An infographic depicting the percentage share of formal firms that are owned by women in Africa. Data from the World Bank.
As Egyptian president Hosni Mubarak’s 30-year rule drew to an end last month, attention turned to Cairo’s Tahrir Square, the home base for thousands of young revolutionaries. Photographer Micah Garen (PopTech 2006) was there, on the ground with the wounded yet unwavering protesters. The portraits that follow attest to their sacrifice and their resilience.
(via Vanity Fair)
Ever since a man in Tunisia burnt himself to death in December 2010 in protest at his treatment by police, pro-democracy rebellions have erupted across the Arab world.
As the Arab world reels with revolutions fomented in part online, Al Jazeera English is planning a new talk show that has social networking at its heart.
It’s just lucky timing, says Ahmed Shihab-Eldin, the voluble young producer and co-host of the show, called “The Stream,” which is scheduled to appear on the English language version of Al Jazeera starting in May. The video above is a teaser for the show, which has been in the works since late last year. But as Africa and the Middle East see revolutions organized in part via Facebook (and dating sites) and publicized via Twitter and YouTube, the concept looks prescient.
The core idea of The Stream is that it’s not scripted in the ordinary way.
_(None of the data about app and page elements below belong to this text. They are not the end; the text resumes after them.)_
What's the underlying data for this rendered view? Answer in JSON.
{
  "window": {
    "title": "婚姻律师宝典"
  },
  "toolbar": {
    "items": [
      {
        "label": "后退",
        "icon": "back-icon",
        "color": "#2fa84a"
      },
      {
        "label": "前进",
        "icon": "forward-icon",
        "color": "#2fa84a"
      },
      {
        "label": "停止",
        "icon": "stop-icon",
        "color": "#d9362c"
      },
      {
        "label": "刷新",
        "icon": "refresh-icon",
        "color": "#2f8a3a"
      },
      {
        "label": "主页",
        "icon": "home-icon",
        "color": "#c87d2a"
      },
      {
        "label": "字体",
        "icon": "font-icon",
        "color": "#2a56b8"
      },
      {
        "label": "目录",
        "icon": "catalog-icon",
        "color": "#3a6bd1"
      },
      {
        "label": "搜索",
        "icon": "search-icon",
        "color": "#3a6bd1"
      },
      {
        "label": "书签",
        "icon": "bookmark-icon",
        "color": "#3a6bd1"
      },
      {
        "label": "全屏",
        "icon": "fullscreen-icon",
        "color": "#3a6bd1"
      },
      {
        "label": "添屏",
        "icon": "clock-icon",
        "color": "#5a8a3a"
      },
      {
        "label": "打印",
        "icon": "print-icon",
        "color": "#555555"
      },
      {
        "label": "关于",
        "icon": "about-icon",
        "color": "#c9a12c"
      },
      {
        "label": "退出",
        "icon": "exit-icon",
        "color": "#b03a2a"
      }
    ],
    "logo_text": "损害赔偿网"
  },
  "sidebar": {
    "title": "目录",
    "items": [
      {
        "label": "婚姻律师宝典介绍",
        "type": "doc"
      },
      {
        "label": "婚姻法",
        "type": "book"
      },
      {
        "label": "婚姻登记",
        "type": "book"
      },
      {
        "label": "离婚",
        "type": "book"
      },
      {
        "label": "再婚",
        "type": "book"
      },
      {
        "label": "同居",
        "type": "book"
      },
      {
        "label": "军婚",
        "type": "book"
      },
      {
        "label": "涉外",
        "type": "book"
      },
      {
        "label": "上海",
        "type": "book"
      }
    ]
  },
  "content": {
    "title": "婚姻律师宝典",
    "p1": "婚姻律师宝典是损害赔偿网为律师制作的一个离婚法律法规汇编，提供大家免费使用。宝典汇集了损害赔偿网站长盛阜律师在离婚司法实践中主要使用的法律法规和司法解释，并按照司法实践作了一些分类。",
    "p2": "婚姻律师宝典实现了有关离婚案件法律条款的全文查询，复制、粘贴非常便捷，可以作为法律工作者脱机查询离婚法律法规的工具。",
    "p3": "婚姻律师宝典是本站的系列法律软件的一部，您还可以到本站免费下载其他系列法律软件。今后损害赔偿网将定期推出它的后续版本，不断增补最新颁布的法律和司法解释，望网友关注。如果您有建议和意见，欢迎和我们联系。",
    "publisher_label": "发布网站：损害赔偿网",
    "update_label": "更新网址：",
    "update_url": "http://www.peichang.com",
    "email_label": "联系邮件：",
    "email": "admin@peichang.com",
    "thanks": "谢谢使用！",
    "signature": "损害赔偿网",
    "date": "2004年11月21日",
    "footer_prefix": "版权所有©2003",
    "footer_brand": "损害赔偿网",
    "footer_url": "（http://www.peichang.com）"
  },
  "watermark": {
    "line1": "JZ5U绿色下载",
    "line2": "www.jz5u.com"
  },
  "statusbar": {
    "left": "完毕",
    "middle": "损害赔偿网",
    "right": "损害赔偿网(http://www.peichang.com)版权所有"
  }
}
Rather than give the hosts a script, typed rundown, or teleprompter cues, the producers will make extensive use of tweets, Facebook wall posts, and YouTube videos from their most engaged viewers and the web at large.
That’s not to say it will be crowdsourced — producers are still making decisions about what topics to cover — but it will be deeply informed by an ongoing conversation with its viewers online.
Someone in Egypt has been paying attention to what’s happening in Madison and wanted to send a message of solidarity from across the globe — so they ordered a pizza.